Sunday, 15 October 2017

Small habits

Small habits.  We've all got 'em.  You know, the little things you do which save money but they're so much part of your nature that you don't even think about them.  I haven't always been a thrifty gal but since I've retired I've acquired new habits which are now second nature.  

Small habit number one has to be budgetting and tracking.  I use budgetting software (which I won!) and every purchase is recorded.  At the end of each month I do my personal financial report, telling myself what I have spent on the house, the car, treats etc.  Just being aware of what I spend has a restraining effect on spending.  I set goals each month, some of which I share on this blog, and review my success or failure and why I got the result that I did.  I also keep a spreadsheet called "Essential budgetting information" on which I predict cashflow so I can move money into the current account if needed.

Small habit number two again involves this laptop quite a lot.  Many people can save money by growing things, using public transport etc. but disability means I can't.  However, when I sit down for necessary breaks I always pick up the laptop and do a survey or maybe a few competitions.  Neither brings in a huge income but together they make a small but significant contribution to the budget.

Habit number three involves not a laptop but a good old fashioned notebook.  In it I note my shopping needs thus avoiding unnecessary trips to the shops.  I also note guide prices so that I can stock up when I see a staple (eg laundry powder) at a good price.  I also write down things to research before I buy.  Yesterday, for example, I was looking at plants in a garden centre and almost bought a skimmia but noticed that there were several different varieties available.  I don't trust the glowing terms which growers use to try and get me to buy so I noted the varieties available and will check before I invest my garden tokens.  Hurrah for notebooks of the use-with-a-pencil kind.
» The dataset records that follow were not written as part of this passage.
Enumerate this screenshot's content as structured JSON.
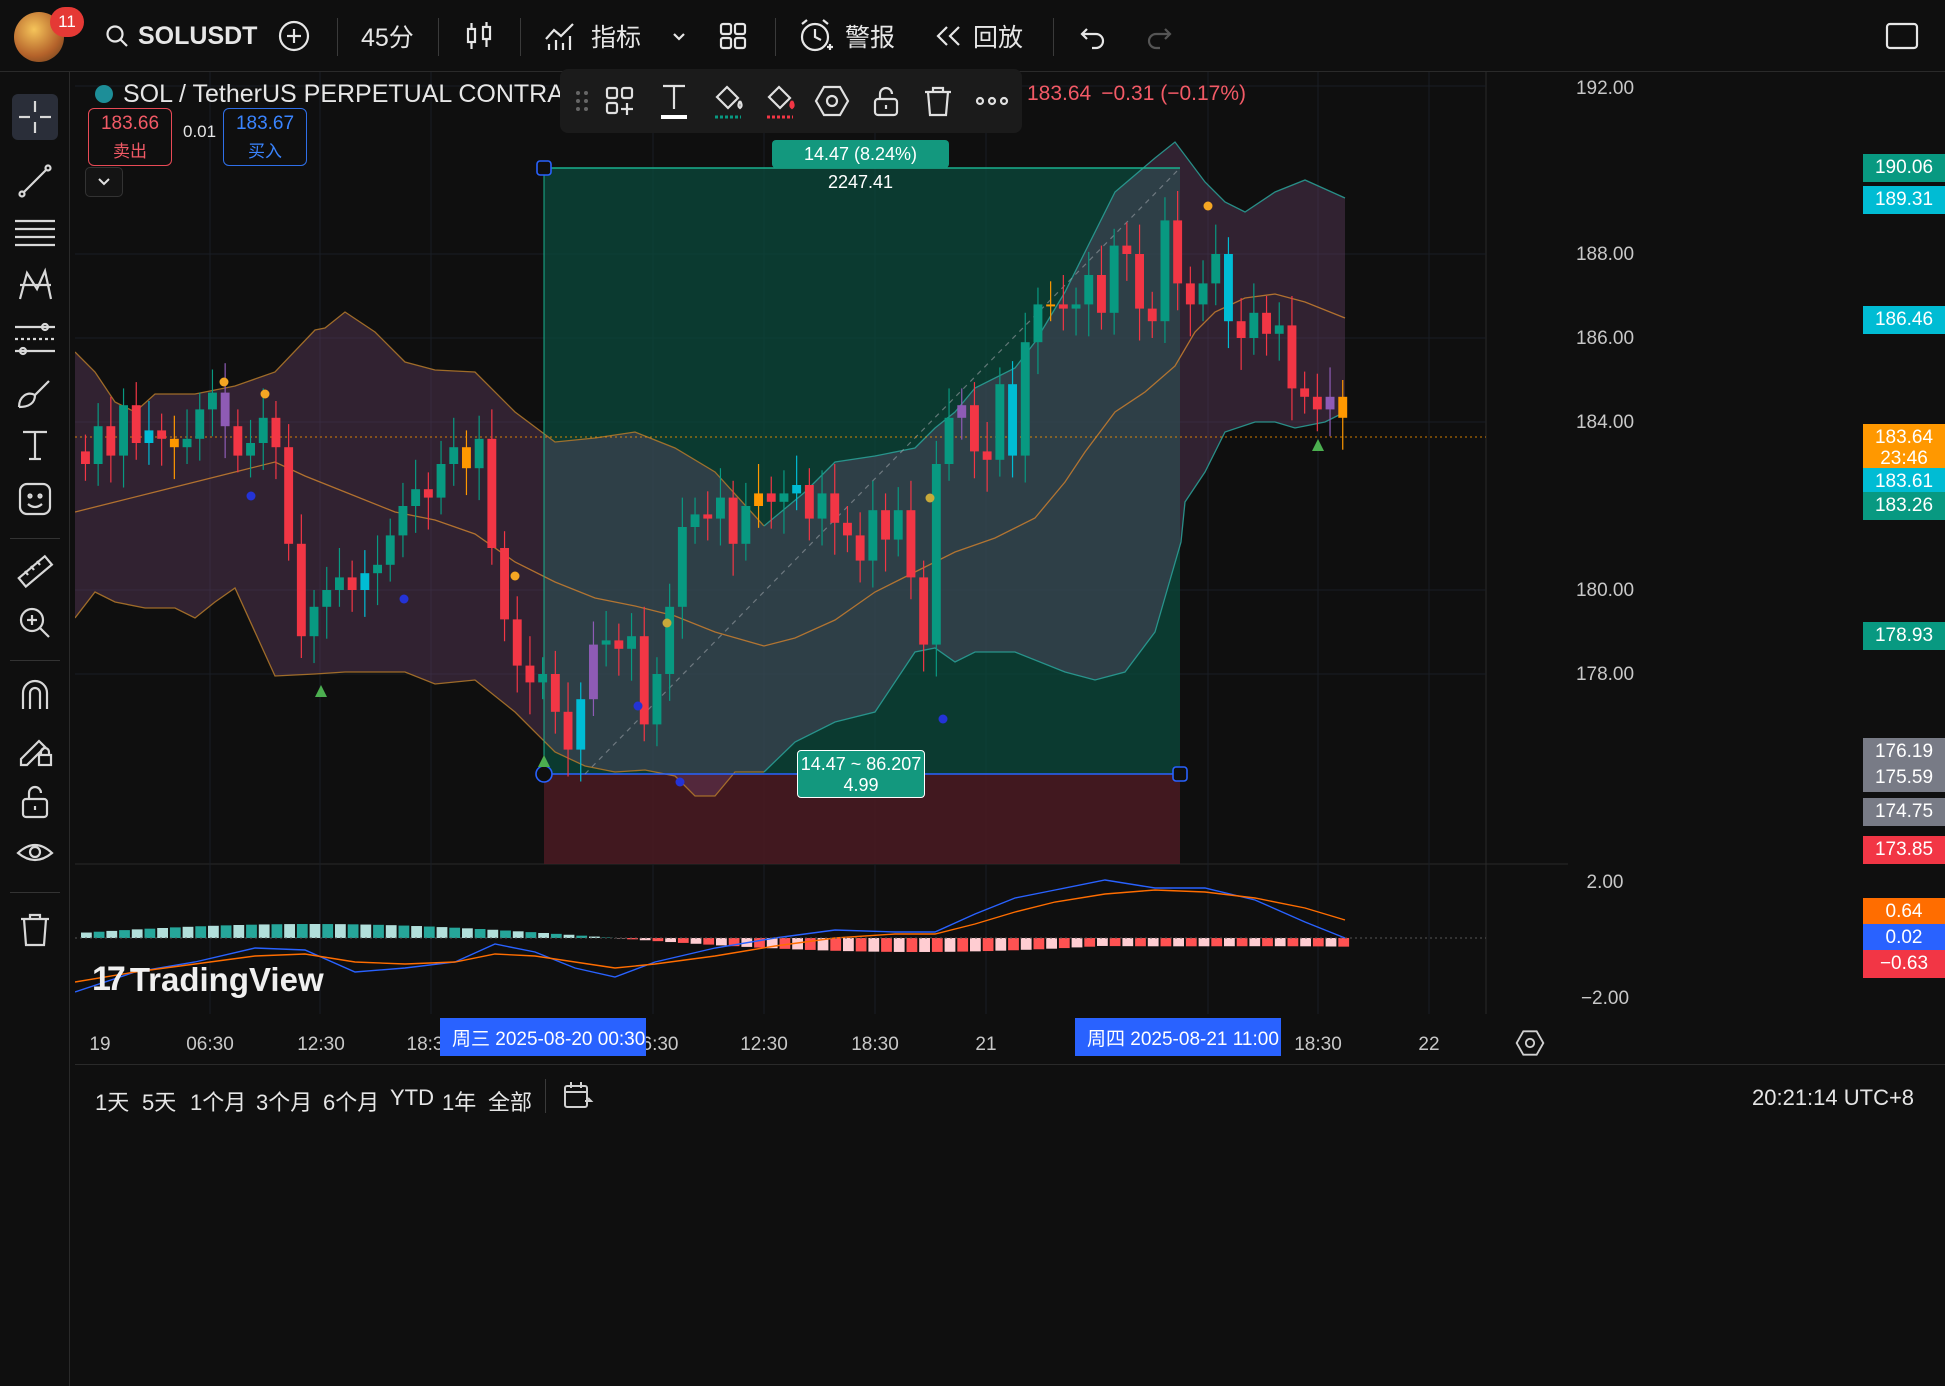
{
  "topbar": {
    "notification_count": "11",
    "symbol": "SOLUSDT",
    "interval": "45分",
    "indicators_label": "指标",
    "alerts_label": "警报",
    "replay_label": "回放"
  },
  "legend": {
    "symbol_title": "SOL / TetherUS PERPETUAL CONTRACT · 45 ·",
    "close_tail": "183.64",
    "change": "−0.31 (−0.17%)",
    "sell_price": "183.66",
    "sell_label": "卖出",
    "spread": "0.01",
    "buy_price": "183.67",
    "buy_label": "买入"
  },
  "measure": {
    "top_label": "14.47 (8.24%) 2247.41",
    "bottom_line1": "14.47 ~ 86.207",
    "bottom_line2": "4.99"
  },
  "price_axis": {
    "ticks": [
      "192.00",
      "188.00",
      "186.00",
      "184.00",
      "180.00",
      "178.00"
    ],
    "labels": [
      {
        "text": "190.06",
        "color": "#089981"
      },
      {
        "text": "189.31",
        "color": "#00bcd4"
      },
      {
        "text": "186.46",
        "color": "#00bcd4"
      },
      {
        "text": "183.64",
        "color": "#ff9800"
      },
      {
        "text": "23:46",
        "color": "#ff9800"
      },
      {
        "text": "183.61",
        "color": "#00bcd4"
      },
      {
        "text": "183.26",
        "color": "#089981"
      },
      {
        "text": "178.93",
        "color": "#089981"
      },
      {
        "text": "176.19",
        "color": "#787b86"
      },
      {
        "text": "175.59",
        "color": "#787b86"
      },
      {
        "text": "174.75",
        "color": "#787b86"
      },
      {
        "text": "173.85",
        "color": "#f23645"
      }
    ]
  },
  "macd_axis": {
    "ticks": [
      "2.00",
      "−2.00"
    ],
    "labels": [
      {
        "text": "0.64",
        "color": "#ff6d00"
      },
      {
        "text": "0.02",
        "color": "#2962ff"
      },
      {
        "text": "−0.63",
        "color": "#f23645"
      }
    ]
  },
  "time_axis": {
    "ticks": [
      "19",
      "06:30",
      "12:30",
      "18:3",
      "6:30",
      "12:30",
      "18:30",
      "21",
      "18:30",
      "22"
    ],
    "highlight_start": "周三 2025-08-20   00:30",
    "highlight_end": "周四 2025-08-21   11:00"
  },
  "ranges": [
    "1天",
    "5天",
    "1个月",
    "3个月",
    "6个月",
    "YTD",
    "1年",
    "全部"
  ],
  "clock": "20:21:14 UTC+8",
  "watermark": "TradingView",
  "colors": {
    "up": "#089981",
    "down": "#f23645",
    "cyan": "#00bcd4",
    "orange": "#ff9800",
    "purple": "#8e5bb5",
    "blue": "#2962ff"
  }
}
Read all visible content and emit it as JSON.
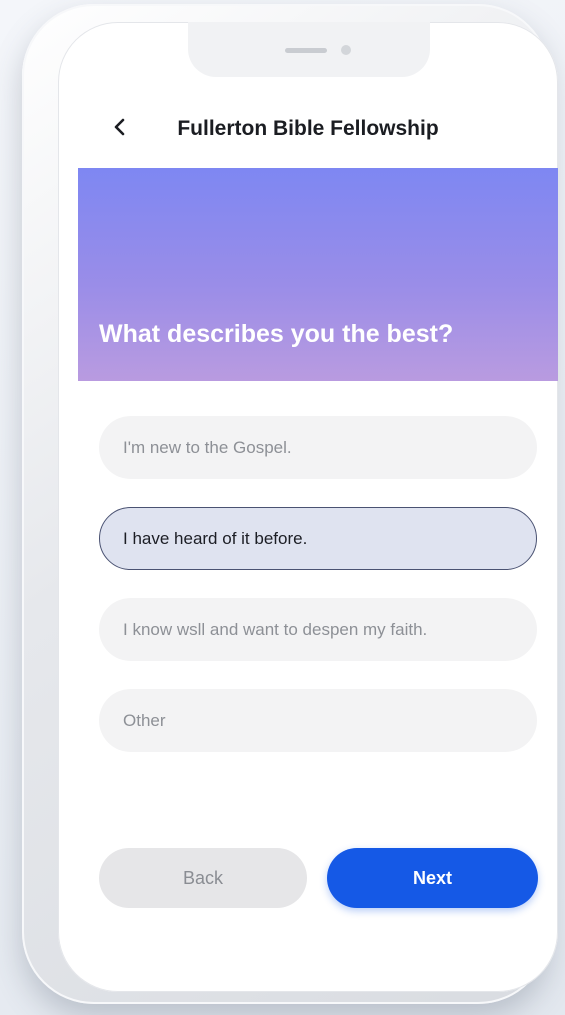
{
  "header": {
    "title": "Fullerton Bible Fellowship",
    "back_icon": "chevron-left-icon"
  },
  "hero": {
    "question": "What describes you the best?",
    "gradient_colors": [
      "#7e87f2",
      "#b99be0"
    ]
  },
  "options": [
    {
      "label": "I'm new to the Gospel.",
      "selected": false
    },
    {
      "label": "I have heard of it before.",
      "selected": true
    },
    {
      "label": "I know wsll and want to despen my faith.",
      "selected": false
    },
    {
      "label": "Other",
      "selected": false
    }
  ],
  "actions": {
    "back_label": "Back",
    "next_label": "Next",
    "next_color": "#1559e6"
  }
}
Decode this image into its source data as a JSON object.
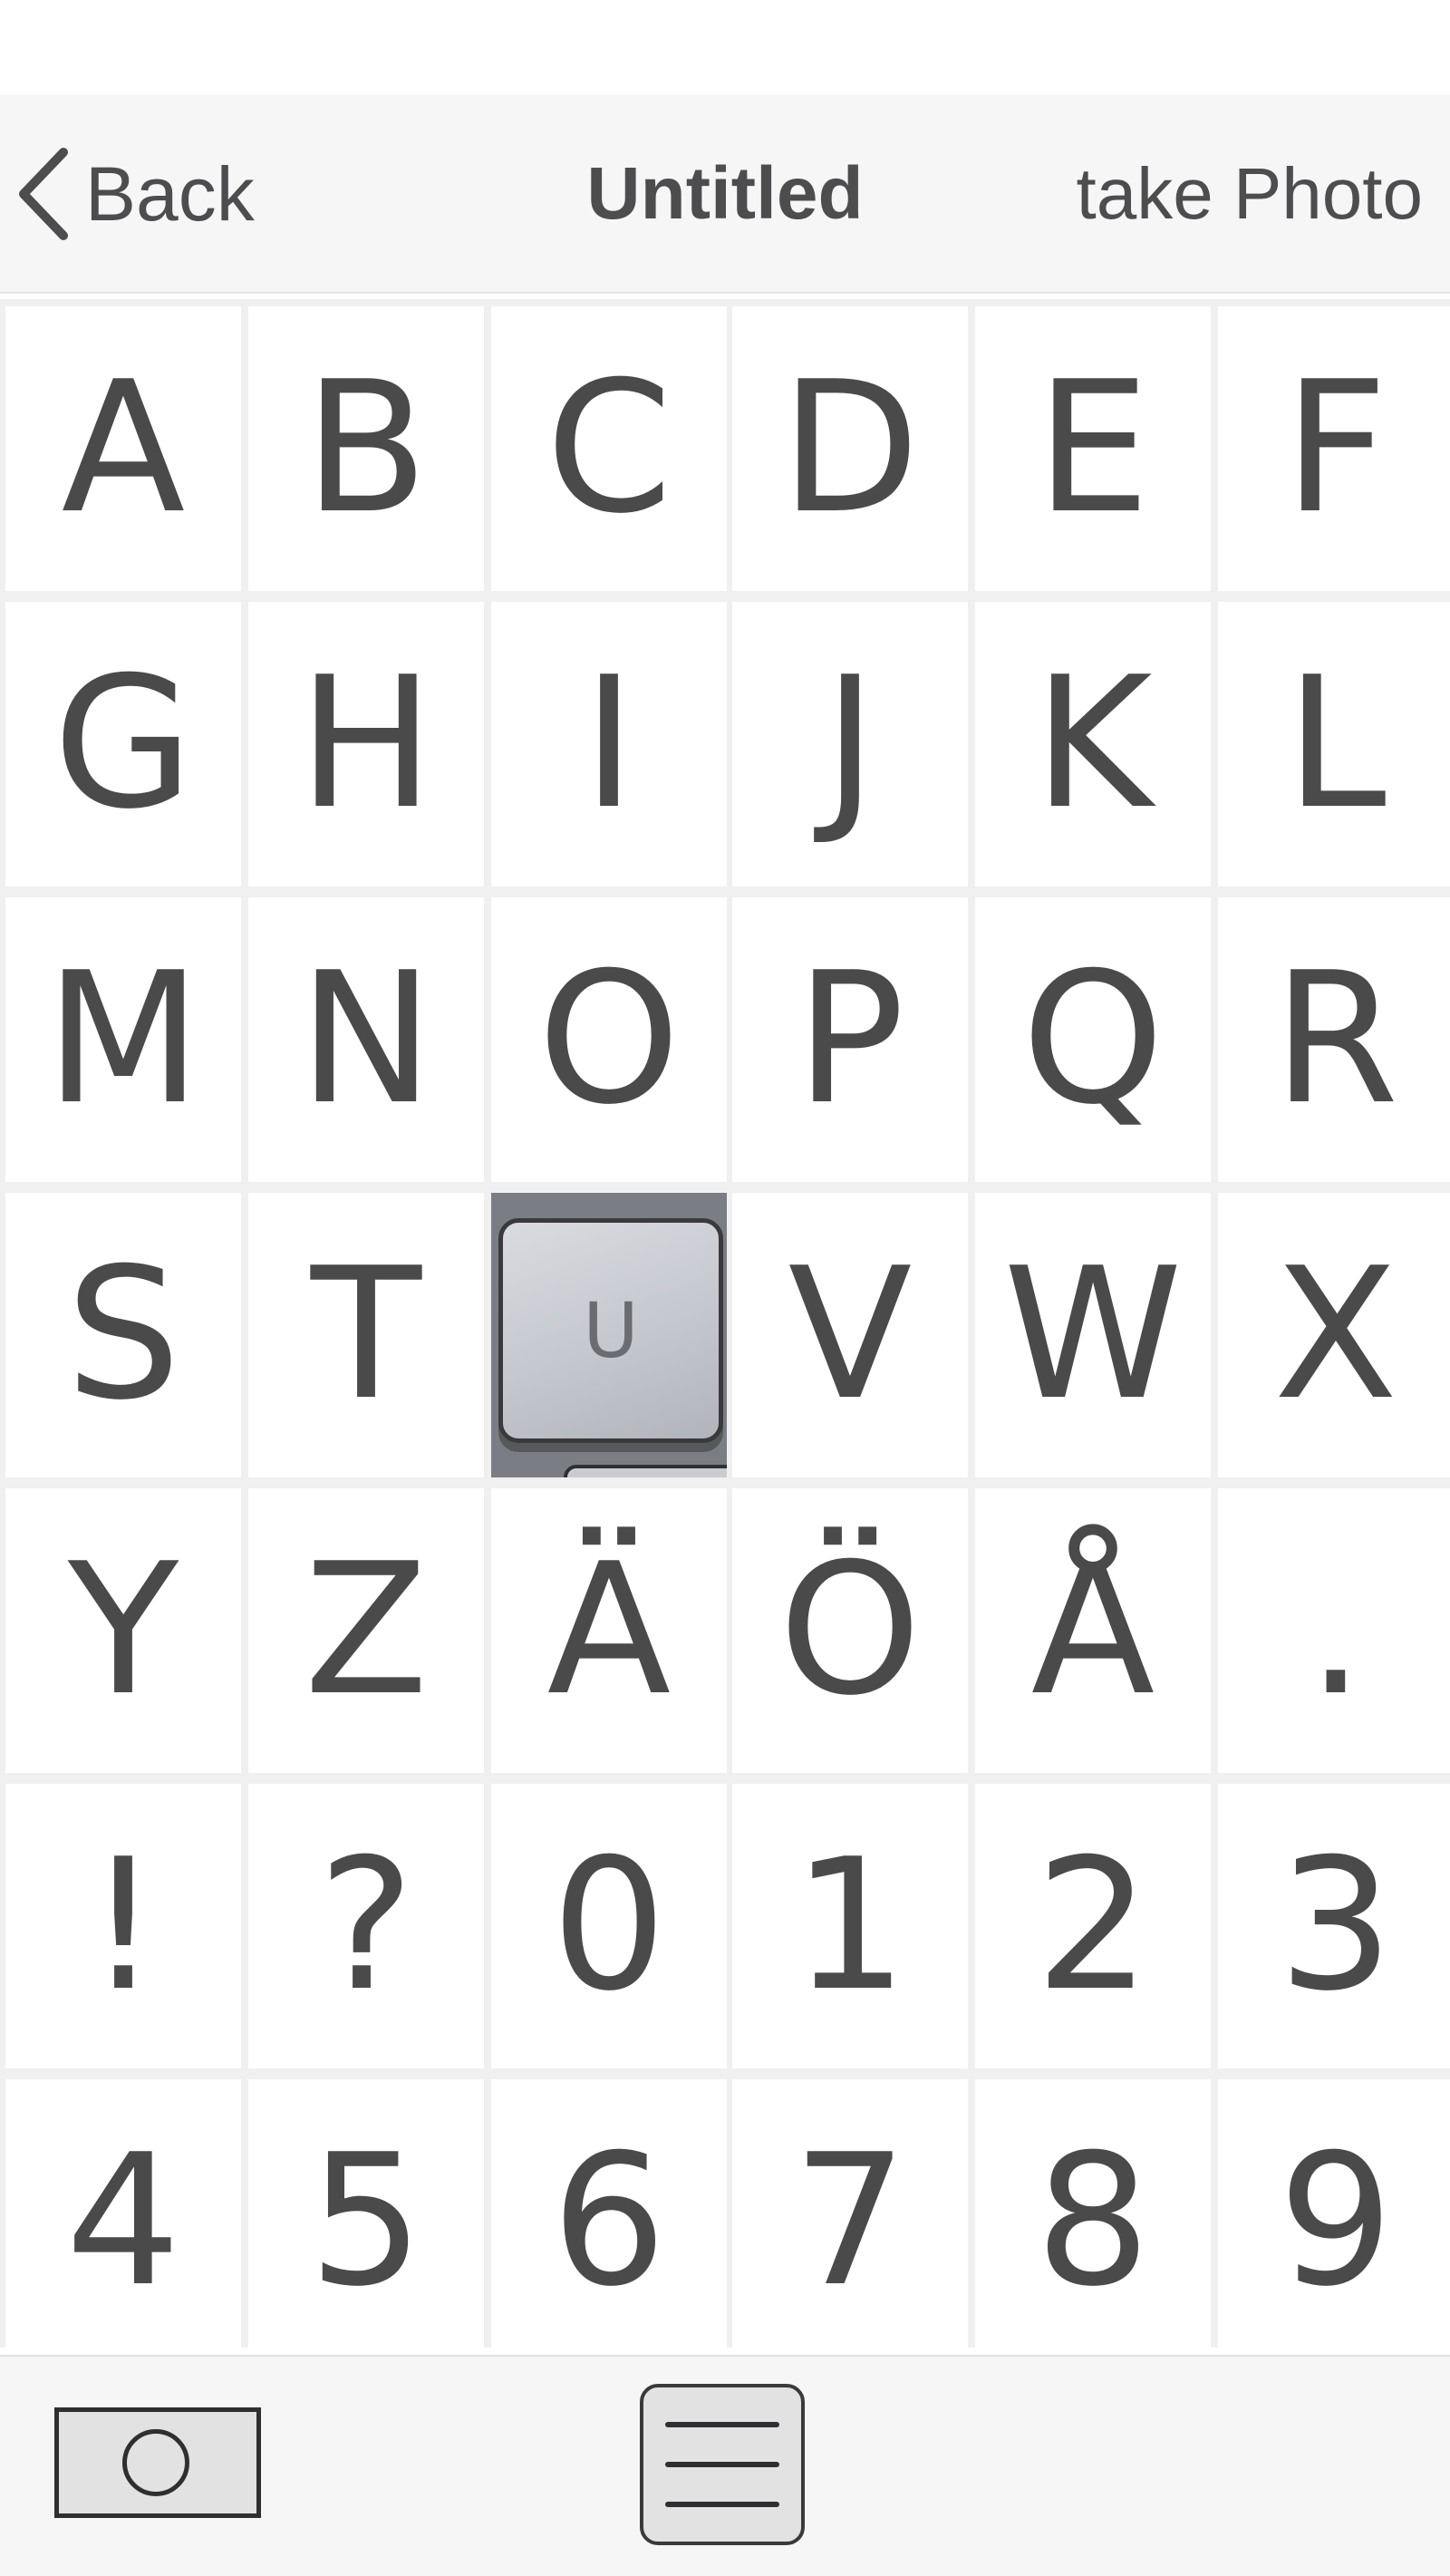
{
  "nav": {
    "back_label": "Back",
    "title": "Untitled",
    "right_action": "take Photo"
  },
  "grid": {
    "rows": [
      [
        "A",
        "B",
        "C",
        "D",
        "E",
        "F"
      ],
      [
        "G",
        "H",
        "I",
        "J",
        "K",
        "L"
      ],
      [
        "M",
        "N",
        "O",
        "P",
        "Q",
        "R"
      ],
      [
        "S",
        "T",
        "U",
        "V",
        "W",
        "X"
      ],
      [
        "Y",
        "Z",
        "Ä",
        "Ö",
        "Å",
        "."
      ],
      [
        "!",
        "?",
        "0",
        "1",
        "2",
        "3"
      ],
      [
        "4",
        "5",
        "6",
        "7",
        "8",
        "9"
      ]
    ],
    "photo_cell": {
      "key_label": "U"
    }
  },
  "toolbar": {
    "camera_icon": "camera-icon",
    "menu_icon": "menu-icon"
  },
  "colors": {
    "glyph": "#4a4a4a",
    "bar_bg": "#f6f6f6",
    "grid_gap": "#f0f0f0"
  }
}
  1. Great tips. Knowledge is power, only by knowing your income and spending can you begin to save. So many people have no idea of what things cost.

  2. We recorded our spending for three months, it was a true eye opener, we are more careful, we always take a shopping list, if you forget something a quick trip to the shops always cost too much.

  3. I use a notebook, too, the kind you use with a pencil. I make lists and write down things to research, including sites I hear about. In the notebooks I write anything I want to remember that doctors offices tell me when I call--like when I called and the fact I am told they will call me back.

  4. I used to use an excellent programme for budgeting called simply 'Money', and I really miss it since it was discontinued by Microsoft. It was easy to use and a straight-forward, accurate way of seeing how much money would be needed for future expenses, what had been spent and how to economise. It sounds as though your current programme is working well, so please can you tell me the name of it? I'd love to have a look and see if I can download it for my own use. xx

    1. I use YNAB say why-nab. You Need A Budget. I think it is absolutely brilliant as it helps me integrate all my accounts (including cash) for both budgetting and tracking. The downside is that it isn't cheap although you can get a decent free trial period. I won my software. It's pretty intuitive to use.

    2. You could go on to YouTube and have a look at the system as they do weekly pep talks. I have heard it said that they treat their clients like gold and I have to say that I have been very impressed with the support. They do webinars to help you get started and to help you with various aspects.